In principle, conjunctivitis can be easily diagnosed based on the typical symptoms and complaints (red, burning and itchy eye, foreign body sensation, increased lacrimation). For the diagnosis, it is also important for the doctor to know whether only one eye or both eyes were affected at the beginning. In the case of unilateral inflammation, an infection is more likely. Conjunctivitis can be treated well by telemedicine - especially if images are available for a diagnosis.

Treatment by a specialist is necessary if the following symptoms occur: Visual disturbances, sensitivity to light, pain in the eye, facial pain or headaches, enlarged or reduced pupil on one side as well as in the case of an already diagnosed increased intraocular pressure (glaucoma). Contact lens wearers are also more likely to develop a serious infection that can affect other parts of the eye, such as the cornea. Consultation with a specialist is therefore recommended.

Treatment & therapy

How conjunctivitis is treated depends on its cause:

Viruses: Adenoviruses are the most common cause of conjunctivitis. There is no effective medication against these viruses. However, as mild conjunctivitis usually heals on its own, no medication is necessary. Conjunctivitis is rarely caused by herpes simplex viruses (the causative agent of cold sores) or herpes zoster viruses (the causative agent of varicella and shingles). In these cases, treatment with antiviral medication is necessary to prevent secondary damage.

Bacteria: Bacterial infections also usually clear up without treatment within five to seven days (80 % of cases) - almost all infections are cured after 15 days. By taking antibiotics in the form of eye drops, however, the symptoms disappear within one to two days. In rare cases, chlamydia or gonococci are the cause of conjunctivitis. Both types of bacteria can infect the reproductive organs, trigger inflammation and damage organs. As a rule, these bacteria must be treated with antibiotics for several weeks.

Allergies: If the cause of conjunctivitis is an allergy, the allergy triggers should be identified or avoided and anti-allergic medication taken (e.g. eye drops).
Regardless of the cause of the inflammation, compresses help to relieve the burning and itching.
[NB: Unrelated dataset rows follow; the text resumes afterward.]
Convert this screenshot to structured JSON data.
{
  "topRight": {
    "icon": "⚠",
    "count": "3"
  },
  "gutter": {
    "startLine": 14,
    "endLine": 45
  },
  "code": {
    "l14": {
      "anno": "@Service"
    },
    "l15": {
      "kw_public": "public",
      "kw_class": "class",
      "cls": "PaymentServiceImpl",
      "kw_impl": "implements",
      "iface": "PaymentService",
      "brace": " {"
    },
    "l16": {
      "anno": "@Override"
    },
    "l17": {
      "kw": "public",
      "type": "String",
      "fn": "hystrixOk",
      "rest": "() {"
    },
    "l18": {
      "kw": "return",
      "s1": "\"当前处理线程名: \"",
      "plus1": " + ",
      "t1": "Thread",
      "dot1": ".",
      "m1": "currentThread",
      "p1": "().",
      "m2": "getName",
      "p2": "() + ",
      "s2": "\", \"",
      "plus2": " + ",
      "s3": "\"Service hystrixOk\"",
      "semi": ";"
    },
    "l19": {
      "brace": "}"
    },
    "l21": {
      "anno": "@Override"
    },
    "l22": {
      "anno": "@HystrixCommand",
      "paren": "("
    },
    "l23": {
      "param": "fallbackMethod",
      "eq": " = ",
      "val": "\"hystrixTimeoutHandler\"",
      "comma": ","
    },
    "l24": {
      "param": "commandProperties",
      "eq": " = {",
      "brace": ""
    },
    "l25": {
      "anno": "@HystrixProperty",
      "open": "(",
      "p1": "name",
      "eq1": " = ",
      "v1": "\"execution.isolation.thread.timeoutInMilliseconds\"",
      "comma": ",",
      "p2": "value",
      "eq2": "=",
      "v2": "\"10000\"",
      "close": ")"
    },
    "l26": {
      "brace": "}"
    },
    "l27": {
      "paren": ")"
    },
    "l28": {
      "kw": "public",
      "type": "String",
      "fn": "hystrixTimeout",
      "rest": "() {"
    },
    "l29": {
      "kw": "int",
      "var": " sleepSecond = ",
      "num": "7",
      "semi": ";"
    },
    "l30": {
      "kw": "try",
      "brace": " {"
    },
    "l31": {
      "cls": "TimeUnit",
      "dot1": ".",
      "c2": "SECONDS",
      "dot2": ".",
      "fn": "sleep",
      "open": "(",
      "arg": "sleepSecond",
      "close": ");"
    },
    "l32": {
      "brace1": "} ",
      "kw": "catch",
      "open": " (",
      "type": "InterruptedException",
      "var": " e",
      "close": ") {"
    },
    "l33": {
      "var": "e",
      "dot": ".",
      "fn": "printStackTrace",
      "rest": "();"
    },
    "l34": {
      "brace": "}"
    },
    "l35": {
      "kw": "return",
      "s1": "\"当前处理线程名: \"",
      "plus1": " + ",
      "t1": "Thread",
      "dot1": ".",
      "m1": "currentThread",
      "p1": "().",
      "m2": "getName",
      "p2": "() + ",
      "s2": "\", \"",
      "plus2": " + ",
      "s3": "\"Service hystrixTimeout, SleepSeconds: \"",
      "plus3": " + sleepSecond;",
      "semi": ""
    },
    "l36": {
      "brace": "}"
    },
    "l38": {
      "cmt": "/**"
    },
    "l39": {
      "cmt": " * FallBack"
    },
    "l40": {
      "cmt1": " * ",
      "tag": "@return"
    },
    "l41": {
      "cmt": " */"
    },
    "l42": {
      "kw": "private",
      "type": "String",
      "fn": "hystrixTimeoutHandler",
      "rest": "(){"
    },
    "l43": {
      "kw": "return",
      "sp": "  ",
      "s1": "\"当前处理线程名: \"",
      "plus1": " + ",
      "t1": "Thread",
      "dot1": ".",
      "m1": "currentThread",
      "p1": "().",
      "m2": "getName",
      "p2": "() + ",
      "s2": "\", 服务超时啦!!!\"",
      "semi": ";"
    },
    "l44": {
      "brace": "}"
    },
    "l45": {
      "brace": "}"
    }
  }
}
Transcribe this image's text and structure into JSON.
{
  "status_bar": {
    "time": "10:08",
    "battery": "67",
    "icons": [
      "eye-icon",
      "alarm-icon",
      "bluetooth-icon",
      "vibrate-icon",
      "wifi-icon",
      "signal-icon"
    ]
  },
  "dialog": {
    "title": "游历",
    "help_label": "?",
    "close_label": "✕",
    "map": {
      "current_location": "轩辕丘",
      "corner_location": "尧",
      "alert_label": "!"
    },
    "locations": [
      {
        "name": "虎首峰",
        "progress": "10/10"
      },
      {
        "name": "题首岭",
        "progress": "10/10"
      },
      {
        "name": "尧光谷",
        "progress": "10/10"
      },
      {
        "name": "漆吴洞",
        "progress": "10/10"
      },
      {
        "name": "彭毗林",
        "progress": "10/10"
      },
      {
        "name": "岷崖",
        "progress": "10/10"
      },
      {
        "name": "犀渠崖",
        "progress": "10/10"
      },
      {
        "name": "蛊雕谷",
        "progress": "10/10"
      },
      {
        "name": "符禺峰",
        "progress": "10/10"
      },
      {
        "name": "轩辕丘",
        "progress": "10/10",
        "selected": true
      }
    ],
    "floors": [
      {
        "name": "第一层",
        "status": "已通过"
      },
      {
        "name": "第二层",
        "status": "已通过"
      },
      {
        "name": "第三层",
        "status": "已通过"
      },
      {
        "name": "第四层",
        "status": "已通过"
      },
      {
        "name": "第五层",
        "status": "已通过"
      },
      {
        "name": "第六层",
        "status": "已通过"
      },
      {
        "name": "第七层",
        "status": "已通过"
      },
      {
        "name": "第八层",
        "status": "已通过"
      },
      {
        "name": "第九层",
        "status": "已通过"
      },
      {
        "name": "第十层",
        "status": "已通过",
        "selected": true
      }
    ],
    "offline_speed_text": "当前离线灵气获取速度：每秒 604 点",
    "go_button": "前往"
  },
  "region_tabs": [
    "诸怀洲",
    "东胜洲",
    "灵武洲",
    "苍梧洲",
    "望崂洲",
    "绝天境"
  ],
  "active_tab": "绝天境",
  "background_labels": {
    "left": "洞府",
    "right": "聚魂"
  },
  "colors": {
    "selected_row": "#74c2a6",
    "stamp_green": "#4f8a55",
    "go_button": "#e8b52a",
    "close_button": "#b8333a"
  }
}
The eyes can also be washed with boiled black tea, or diluted black tea if necessary: The ingredients in the tea have an anti-inflammatory effect and soothe the symptoms. Eye rinses with physiological saline solution can also help to alleviate symptoms, as they remove pathogens and allergens. Artificial tears in the form of eye drops or eye gels (without preservatives) can also be used. Contact lens wearers who suffer from conjunctivitis should not wear contact lenses until the infection has completely cleared up and should also sterilise or throw away the lenses.


Conjunctivitis is highly contagious, unless the cause is an allergy or other illness. To prevent infection, people with the disease should avoid public places such as schools or nurseries as much as possible. Hygiene is also very important: both affected and healthy people should wash their hands frequently and carefully and not share towels or flannels. Sick people should also touch their eyes as little as possible.

Would you like to talk to a doctor on the topic of ${krankheit}?

Medgate App

With a doctor available to you on your phone, you will always be well prepared in the event of illness – even at night and on weekends.

Find out more

Online booking

Get a doctor’s appointment for a medical consultation and treatment quickly and easily.

Book an appointment

Find out more

Settlement via your health insurance

The consultation is billed via the health insurance company within the scope of the statutory benefits (analogous to a visit to a doctor's office) and is recognized by all Swiss health insurers. During weekdays, a teleconsultation costs on average of CHF 50. Surcharges apply at night between 10 p.m. and 7 a.m. as well as on weekends and holidays.

In certain insurance models with our partner health insurers, there are no costs such as franchises or deductibles.

Book an appointment with a doctor online